THE FARM STORE: We were recently inspected with no deficiencies. Still selling eggs and chicken from other farmers there plus our own beef and pork and soap; it is the source of income for us. All raw milk is sold direct from the tank, customers serve themselves. (I just put that in there for our officials who like to read my blog. Makes it easier if I put everything in order then they don't have to use the "search" button on my blog. I'm all about efficiency for those we pay with our hard earned tax money.)
We have an amazing group of customers, about 100 each month coming and going and serving themselves. The most honest group of folk we have ever known. We are open everyday except Sunday. Farm store income is the number one source of revenue on our farm, followed by: raw milk sales then pork carcasses, beef carcasses, Red wattle feeders, Red wattle breeders in that order. We are part of the 1% of all US farmers who mange their farm without any other outside non-farm related income but without our committed customers, it would not be possible.
ORGANIC CERTIFICATION: Two weeks ago we had our fifth organic inspection. Again no deficiencies which I take seriously because it is hard work to remain certified organic. This past year was especially hard due to my being so busy with school so I must give the majority of credit to my husband who kept up with the paperwork required by NOP (national Organic Program) while I gallivanted around with other co-eds. The NOP has gotten some very bad press lately about huge farms that were certified organic while not meeting the standards but I will address that in a future post. For us, and our small farm,we take the standards seriously.
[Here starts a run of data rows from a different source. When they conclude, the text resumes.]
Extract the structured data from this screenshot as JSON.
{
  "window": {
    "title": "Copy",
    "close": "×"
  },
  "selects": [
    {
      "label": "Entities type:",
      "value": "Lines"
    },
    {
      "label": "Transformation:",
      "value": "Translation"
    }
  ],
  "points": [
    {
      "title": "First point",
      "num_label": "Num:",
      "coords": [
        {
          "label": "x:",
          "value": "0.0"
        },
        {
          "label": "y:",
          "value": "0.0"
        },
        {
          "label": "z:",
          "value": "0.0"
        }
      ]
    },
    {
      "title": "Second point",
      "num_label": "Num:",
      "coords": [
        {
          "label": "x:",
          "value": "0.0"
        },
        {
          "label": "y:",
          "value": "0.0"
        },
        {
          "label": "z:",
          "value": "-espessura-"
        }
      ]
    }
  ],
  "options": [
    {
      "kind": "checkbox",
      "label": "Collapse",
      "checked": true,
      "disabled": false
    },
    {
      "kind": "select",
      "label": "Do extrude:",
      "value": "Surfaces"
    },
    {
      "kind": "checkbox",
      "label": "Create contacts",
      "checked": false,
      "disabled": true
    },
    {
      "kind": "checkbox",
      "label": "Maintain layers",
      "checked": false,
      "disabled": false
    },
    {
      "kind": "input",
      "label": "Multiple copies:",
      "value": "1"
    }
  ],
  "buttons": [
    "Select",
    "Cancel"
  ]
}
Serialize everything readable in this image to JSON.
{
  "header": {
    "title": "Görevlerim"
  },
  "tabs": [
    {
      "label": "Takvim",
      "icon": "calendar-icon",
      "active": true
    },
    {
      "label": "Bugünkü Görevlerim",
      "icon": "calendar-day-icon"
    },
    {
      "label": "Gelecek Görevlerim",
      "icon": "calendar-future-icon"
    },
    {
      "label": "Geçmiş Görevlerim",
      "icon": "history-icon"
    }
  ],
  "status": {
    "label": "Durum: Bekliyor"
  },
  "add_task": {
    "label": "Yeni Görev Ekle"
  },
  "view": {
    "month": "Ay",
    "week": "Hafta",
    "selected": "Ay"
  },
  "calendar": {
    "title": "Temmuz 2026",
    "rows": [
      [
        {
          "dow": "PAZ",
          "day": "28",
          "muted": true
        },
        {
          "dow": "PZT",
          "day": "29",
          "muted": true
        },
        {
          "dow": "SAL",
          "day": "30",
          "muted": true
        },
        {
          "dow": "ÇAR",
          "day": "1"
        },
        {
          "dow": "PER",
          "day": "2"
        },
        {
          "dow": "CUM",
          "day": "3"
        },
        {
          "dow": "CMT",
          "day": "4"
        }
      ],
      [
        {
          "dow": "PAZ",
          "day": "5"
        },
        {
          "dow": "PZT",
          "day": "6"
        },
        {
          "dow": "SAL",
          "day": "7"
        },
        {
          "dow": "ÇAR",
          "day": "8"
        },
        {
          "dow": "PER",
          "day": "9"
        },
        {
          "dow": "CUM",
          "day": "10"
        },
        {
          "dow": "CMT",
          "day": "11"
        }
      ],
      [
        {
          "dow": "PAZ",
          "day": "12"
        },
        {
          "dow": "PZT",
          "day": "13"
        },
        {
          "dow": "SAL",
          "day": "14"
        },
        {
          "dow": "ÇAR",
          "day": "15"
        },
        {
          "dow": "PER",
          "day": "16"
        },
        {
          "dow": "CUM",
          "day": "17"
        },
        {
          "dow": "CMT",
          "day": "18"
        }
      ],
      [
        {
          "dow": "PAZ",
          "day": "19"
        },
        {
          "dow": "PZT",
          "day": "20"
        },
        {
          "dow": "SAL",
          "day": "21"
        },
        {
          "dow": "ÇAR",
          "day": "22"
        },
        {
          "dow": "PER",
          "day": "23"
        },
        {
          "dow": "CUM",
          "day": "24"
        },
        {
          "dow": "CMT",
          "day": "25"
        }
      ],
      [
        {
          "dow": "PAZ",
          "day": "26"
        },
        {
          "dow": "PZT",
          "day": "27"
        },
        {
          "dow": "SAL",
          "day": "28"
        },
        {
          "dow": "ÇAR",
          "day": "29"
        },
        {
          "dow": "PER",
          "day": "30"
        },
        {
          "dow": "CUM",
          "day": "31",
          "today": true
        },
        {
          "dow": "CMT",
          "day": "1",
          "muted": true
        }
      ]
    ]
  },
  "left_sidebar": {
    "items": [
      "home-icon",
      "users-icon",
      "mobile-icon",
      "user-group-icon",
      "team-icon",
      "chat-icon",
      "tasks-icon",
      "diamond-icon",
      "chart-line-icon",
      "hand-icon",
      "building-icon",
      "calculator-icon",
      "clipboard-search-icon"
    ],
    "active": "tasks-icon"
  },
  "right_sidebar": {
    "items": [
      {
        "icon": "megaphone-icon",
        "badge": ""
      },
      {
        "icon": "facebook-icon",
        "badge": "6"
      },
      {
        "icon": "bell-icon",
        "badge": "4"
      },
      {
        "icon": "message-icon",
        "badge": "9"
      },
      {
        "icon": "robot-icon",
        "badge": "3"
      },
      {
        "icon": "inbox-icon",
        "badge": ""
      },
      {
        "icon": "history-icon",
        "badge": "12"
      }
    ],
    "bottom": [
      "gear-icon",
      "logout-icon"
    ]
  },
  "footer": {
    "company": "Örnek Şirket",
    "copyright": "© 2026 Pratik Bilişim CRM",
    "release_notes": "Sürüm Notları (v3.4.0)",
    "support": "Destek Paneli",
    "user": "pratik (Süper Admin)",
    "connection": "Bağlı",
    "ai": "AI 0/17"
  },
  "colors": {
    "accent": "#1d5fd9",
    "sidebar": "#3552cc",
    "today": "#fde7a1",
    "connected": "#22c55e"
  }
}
THE RED WATTLES: Are alive and well on South Pork Ranch, even though we did say goodbye ( and good eating) to our boar Mad Max. He was one cool pig, friendly and easy going and a joy to be around but when he failed this past summer to get our RW girls pregnant we knew it was time to cull him. Large amounts of meat now available for our dogs and if the taint smell is not too strong...for us as well.
His progeny will continue on, as over the years we have sold several of his offspring as breeding stock continuing the trend of "The Gentle Giant" in Red Wattle circles. In his place our boar Wally will carry on with the 7 sows we have. Due to the great taste of this raw milk fed, pasture raised meat all our feeder pigs are sold up until April 2015. I'll be taking orders for that pork after Jan 2. Email us at email@example.com if interested.
SCHOOL: I completed my first semester at UIUC (the University of Illinois, Champaign) without falling down any of the English Building stairs. As the oldest undergraduate on campus I consider this a great accomplishment. I certainly struggled to keep up with the technology requirements and discovered a few of my writing implements to be outdated.
I honestly had a riot hanging out with so many, brilliant students who tolerated all my "in my day" stories. I taught them about wall phones, 8 track players and black and white TV's while they showed me how to put a Pusheen Sticker on my text messages and make movies on my PC.
I completed one poetry class, one narrative writing class, one course in American Novels prior to 1914 and one writing analysis course. All I did for hours and hours each week was read and write and read and write. I rediscovered my love of poetry, to read it, to write it, to eat it for dinner. I also spent a large amount of time on the road, 2.5 hours commuting each day. Lets hear it for Audio Books!! All in all the semester was intensely satisfying and exhausting and I can not wait to start classes again Jan 20.
Three more semesters to go for my BA in Creative Writing and just a few more years after that for my MFA. Oh well, going to be old and dead one day anyway; might as well be old, dead, and well read.
|view up our barn alley|